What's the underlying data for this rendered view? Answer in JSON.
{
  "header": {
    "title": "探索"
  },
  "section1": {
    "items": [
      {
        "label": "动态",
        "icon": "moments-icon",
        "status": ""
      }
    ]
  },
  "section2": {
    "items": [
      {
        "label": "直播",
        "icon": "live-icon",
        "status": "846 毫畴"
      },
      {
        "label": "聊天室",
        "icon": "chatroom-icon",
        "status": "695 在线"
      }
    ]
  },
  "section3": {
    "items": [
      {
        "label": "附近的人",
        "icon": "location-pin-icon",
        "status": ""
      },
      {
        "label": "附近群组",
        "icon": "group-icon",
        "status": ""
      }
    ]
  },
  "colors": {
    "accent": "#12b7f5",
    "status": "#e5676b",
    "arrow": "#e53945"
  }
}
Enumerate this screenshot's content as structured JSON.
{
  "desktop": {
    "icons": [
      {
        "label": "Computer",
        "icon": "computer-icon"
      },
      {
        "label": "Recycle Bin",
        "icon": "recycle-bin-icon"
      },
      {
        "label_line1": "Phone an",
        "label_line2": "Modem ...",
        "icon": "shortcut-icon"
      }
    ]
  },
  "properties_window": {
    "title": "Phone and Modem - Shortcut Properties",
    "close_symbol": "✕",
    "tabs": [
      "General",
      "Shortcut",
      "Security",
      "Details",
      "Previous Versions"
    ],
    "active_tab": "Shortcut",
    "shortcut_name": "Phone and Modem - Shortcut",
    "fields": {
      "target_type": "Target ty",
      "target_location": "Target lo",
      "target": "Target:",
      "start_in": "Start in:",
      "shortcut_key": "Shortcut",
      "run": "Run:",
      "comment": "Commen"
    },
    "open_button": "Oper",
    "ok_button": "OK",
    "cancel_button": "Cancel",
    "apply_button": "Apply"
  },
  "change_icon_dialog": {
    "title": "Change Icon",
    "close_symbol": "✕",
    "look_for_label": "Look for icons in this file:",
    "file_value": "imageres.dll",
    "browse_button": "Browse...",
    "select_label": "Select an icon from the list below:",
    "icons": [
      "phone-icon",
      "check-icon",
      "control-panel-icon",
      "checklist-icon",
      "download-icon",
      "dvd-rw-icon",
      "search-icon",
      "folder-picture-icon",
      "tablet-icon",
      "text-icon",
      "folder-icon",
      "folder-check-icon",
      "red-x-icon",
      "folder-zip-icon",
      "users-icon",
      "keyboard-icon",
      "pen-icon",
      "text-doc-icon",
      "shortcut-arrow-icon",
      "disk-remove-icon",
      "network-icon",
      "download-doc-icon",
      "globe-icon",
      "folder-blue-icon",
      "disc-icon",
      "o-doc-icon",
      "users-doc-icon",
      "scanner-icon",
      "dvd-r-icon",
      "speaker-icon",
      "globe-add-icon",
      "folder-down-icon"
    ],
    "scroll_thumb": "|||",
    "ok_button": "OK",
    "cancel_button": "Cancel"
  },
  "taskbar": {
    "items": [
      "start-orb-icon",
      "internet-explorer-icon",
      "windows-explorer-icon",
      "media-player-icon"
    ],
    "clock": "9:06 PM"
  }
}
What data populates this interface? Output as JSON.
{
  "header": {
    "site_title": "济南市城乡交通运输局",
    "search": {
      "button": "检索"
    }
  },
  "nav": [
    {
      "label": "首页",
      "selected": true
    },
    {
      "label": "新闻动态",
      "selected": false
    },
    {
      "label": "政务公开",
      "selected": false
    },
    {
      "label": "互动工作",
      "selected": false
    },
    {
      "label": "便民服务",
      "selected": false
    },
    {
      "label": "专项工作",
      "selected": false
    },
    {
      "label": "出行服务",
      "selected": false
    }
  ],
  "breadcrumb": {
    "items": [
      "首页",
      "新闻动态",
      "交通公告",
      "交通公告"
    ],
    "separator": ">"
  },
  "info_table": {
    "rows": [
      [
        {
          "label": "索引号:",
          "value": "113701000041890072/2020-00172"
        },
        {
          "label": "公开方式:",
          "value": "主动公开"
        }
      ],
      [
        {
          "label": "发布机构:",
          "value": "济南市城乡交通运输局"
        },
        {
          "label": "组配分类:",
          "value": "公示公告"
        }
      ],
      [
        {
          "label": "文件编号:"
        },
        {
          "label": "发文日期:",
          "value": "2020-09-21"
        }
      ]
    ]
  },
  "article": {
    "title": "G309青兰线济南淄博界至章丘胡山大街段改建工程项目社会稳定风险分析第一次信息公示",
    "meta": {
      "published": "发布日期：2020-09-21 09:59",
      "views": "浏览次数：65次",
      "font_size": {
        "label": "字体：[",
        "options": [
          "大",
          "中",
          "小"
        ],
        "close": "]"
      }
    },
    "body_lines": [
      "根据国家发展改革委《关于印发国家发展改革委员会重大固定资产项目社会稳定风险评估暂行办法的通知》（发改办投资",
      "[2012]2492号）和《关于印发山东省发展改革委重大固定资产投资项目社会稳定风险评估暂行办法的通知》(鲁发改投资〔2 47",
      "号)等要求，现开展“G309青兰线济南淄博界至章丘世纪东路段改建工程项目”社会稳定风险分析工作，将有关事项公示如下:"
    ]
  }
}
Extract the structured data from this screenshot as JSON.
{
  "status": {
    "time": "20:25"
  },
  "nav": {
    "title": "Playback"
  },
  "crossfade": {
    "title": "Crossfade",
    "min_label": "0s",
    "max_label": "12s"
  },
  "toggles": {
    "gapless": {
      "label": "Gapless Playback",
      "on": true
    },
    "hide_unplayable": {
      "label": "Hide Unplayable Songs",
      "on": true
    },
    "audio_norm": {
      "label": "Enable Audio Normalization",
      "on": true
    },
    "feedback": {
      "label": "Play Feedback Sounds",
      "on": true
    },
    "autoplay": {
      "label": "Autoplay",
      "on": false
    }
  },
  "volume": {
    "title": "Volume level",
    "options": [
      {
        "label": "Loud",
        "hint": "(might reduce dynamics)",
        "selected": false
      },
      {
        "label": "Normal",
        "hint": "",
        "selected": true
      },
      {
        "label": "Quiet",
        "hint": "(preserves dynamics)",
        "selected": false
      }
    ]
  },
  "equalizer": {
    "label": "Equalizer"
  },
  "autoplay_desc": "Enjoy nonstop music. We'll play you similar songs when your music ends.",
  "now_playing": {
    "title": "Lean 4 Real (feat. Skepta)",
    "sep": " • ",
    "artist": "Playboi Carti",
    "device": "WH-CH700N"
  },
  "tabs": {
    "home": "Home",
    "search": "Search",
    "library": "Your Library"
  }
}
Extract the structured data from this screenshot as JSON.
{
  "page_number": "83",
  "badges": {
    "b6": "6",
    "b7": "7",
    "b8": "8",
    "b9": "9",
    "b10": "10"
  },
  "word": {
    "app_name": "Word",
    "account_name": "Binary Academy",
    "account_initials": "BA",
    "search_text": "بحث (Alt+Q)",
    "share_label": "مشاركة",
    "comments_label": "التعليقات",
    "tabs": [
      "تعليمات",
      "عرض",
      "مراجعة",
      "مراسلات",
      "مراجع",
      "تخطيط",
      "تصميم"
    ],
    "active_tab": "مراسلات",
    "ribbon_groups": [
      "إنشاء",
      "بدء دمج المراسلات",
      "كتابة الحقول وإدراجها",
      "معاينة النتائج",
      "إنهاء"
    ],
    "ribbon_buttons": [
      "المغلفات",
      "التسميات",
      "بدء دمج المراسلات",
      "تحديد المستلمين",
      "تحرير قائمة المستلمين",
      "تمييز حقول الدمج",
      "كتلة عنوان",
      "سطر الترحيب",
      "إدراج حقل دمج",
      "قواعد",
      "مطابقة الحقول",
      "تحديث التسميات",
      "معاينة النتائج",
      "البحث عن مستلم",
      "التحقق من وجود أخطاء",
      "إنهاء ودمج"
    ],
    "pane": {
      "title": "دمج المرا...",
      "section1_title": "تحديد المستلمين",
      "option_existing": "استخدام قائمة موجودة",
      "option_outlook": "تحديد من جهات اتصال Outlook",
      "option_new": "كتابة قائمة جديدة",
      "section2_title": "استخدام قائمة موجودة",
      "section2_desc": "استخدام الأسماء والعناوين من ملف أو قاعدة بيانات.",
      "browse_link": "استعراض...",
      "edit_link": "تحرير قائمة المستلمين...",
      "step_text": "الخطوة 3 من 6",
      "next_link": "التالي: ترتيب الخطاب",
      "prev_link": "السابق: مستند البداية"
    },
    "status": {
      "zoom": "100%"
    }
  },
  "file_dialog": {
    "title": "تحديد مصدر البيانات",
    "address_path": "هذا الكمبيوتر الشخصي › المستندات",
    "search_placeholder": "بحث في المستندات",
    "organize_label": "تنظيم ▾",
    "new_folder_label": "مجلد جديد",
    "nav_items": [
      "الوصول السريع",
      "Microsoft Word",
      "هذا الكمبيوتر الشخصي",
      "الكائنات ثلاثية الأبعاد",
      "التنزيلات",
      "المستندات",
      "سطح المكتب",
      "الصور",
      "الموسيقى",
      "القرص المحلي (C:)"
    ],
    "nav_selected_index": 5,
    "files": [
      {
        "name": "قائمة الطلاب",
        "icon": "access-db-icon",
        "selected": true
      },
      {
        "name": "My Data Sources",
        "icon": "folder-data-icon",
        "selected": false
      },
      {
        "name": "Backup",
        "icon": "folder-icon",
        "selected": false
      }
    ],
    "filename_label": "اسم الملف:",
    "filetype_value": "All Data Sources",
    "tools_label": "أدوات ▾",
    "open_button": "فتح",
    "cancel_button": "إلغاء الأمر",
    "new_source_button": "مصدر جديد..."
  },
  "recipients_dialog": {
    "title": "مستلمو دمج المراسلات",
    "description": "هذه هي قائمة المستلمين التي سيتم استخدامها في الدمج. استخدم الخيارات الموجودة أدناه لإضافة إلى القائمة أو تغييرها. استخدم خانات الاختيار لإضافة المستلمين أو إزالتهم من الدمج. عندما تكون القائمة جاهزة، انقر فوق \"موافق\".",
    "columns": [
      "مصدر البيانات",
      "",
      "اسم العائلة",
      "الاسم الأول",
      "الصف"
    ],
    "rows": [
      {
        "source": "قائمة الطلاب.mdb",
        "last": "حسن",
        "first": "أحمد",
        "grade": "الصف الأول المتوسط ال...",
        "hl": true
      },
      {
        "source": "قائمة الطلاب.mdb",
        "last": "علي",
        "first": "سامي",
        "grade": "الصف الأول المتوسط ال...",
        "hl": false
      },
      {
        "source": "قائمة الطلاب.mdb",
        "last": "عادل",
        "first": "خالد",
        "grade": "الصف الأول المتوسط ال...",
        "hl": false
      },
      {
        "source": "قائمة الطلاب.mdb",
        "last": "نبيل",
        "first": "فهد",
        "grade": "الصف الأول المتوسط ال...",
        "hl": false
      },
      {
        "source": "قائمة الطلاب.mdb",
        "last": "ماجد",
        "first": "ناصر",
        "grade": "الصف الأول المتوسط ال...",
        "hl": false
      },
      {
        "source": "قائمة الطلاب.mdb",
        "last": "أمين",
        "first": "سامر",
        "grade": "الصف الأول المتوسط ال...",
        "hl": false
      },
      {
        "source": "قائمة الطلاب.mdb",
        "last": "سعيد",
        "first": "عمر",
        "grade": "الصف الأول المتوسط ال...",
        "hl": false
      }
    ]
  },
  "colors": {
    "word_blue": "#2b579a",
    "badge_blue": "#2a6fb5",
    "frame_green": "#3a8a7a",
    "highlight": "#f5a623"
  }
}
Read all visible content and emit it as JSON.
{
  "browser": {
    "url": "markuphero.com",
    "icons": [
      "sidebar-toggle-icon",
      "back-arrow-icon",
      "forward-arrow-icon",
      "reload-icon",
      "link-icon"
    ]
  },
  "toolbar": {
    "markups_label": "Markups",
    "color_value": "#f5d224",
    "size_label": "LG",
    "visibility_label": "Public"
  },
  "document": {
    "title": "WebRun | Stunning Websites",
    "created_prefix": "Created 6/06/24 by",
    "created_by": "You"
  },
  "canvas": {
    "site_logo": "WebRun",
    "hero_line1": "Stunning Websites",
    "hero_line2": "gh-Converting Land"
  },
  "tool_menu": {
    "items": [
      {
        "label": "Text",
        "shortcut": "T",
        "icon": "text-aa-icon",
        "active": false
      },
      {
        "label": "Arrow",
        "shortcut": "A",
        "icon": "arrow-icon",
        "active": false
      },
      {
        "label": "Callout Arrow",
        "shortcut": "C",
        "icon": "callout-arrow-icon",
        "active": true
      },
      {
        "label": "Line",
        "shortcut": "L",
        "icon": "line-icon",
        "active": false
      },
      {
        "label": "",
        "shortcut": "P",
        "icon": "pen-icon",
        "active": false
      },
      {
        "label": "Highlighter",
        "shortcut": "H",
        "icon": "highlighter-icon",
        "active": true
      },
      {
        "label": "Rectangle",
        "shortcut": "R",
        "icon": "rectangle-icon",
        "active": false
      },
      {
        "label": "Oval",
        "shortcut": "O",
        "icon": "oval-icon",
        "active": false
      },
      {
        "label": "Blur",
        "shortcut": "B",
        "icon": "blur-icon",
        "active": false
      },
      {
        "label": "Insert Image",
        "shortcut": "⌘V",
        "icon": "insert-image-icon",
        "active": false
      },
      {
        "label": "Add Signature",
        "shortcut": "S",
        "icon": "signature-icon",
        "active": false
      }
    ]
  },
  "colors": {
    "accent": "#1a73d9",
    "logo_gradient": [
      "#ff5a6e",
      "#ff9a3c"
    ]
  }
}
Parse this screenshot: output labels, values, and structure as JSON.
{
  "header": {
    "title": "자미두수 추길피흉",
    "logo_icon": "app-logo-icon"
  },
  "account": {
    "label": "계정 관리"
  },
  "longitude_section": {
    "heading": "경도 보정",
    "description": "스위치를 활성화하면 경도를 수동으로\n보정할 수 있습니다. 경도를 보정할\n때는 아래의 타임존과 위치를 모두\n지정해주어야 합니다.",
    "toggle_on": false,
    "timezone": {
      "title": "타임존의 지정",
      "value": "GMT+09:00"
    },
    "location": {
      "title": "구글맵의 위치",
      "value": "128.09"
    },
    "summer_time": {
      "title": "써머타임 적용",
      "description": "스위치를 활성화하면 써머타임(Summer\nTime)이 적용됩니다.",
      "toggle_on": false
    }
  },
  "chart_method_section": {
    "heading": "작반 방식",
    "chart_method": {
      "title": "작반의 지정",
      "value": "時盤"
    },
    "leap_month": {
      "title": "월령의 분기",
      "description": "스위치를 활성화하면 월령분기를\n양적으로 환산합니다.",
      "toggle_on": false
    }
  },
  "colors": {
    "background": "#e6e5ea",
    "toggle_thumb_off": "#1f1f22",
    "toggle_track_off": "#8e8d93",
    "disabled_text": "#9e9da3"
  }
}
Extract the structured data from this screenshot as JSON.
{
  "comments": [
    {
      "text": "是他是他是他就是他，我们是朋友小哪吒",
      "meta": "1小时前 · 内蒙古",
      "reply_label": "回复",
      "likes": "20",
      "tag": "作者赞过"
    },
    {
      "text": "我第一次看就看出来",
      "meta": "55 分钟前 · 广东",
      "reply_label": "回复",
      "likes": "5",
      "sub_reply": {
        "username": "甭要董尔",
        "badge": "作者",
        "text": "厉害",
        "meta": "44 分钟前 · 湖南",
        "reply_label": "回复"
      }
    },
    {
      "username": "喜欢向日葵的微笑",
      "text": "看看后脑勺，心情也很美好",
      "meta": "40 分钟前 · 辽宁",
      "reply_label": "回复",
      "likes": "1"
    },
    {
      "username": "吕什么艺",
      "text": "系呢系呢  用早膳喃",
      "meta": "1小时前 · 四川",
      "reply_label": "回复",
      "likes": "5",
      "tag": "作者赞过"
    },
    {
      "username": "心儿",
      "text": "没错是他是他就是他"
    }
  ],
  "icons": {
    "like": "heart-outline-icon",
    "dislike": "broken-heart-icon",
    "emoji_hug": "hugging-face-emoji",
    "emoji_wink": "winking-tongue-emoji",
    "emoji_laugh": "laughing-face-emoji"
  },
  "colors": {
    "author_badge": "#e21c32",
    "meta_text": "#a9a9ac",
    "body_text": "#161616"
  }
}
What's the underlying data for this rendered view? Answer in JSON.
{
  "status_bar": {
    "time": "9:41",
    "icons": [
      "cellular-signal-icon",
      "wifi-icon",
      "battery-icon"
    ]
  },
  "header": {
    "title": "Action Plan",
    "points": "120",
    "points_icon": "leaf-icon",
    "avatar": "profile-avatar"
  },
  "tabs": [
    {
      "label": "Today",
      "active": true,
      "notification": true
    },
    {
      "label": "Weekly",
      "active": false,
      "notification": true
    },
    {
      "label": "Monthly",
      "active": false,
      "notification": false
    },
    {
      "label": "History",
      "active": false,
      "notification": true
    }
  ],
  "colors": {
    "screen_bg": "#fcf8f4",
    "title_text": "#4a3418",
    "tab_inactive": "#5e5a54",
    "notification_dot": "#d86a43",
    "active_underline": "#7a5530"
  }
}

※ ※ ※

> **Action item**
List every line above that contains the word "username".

> **Response to this task**
        "username": "甭要董尔",
      "username": "喜欢向日葵的微笑",
      "username": "吕什么艺",
      "username": "心儿",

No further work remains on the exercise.